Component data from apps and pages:
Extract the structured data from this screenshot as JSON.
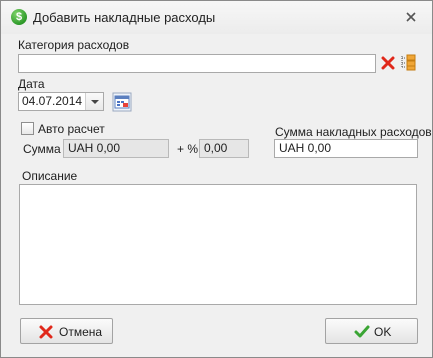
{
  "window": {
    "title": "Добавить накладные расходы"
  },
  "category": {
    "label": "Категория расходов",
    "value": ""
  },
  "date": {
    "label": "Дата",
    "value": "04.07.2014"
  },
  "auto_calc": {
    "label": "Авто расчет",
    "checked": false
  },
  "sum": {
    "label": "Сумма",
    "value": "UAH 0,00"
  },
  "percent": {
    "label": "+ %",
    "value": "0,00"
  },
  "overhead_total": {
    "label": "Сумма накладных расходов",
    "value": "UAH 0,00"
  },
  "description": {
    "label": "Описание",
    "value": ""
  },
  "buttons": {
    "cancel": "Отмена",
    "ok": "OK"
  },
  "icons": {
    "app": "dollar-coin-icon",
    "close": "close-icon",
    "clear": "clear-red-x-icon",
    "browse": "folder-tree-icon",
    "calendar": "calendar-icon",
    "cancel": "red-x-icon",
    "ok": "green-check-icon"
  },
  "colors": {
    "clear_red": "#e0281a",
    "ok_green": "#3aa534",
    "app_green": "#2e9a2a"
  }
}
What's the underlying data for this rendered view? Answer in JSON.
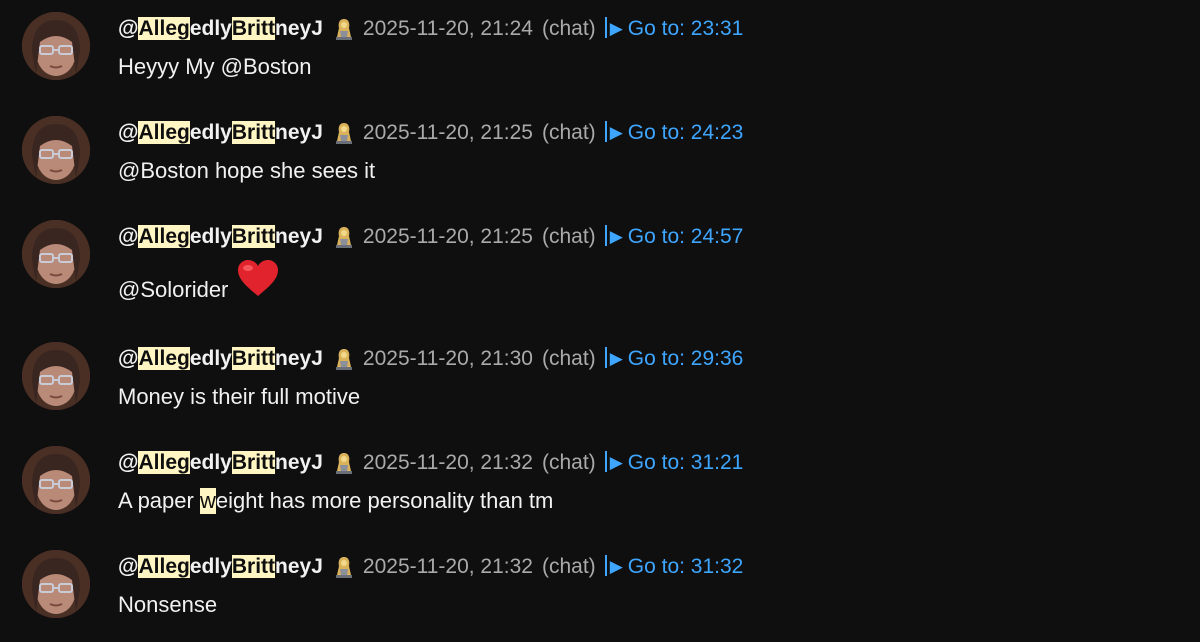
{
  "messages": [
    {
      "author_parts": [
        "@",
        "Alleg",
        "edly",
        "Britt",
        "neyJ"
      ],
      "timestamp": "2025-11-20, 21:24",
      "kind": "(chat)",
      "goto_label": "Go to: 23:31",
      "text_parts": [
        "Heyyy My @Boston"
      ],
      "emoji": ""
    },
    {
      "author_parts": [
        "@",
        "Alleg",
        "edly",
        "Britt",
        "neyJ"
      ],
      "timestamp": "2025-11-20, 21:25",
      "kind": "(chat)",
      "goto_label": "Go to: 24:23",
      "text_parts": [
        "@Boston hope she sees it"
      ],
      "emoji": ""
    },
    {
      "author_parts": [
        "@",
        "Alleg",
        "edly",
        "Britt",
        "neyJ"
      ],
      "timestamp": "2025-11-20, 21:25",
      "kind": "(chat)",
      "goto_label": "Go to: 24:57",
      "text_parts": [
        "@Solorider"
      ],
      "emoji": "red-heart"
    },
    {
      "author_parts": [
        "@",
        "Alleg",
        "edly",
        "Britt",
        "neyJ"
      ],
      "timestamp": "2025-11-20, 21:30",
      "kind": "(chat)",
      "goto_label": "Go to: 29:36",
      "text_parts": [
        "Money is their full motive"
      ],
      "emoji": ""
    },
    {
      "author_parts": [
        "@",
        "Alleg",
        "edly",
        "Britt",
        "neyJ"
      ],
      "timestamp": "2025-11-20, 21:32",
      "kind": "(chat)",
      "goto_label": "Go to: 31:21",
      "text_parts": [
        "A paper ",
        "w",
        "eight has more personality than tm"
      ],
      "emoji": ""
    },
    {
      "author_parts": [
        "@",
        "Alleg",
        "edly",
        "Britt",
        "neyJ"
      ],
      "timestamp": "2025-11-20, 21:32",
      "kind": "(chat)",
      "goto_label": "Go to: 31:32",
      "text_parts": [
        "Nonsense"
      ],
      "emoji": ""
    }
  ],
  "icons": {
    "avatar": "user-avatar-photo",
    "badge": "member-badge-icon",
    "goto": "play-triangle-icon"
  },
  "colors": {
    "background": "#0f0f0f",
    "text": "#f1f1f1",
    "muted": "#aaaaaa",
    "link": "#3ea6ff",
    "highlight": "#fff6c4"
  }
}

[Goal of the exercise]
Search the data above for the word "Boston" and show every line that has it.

[Result of this exercise]
        "Heyyy My @Boston"
        "@Boston hope she sees it"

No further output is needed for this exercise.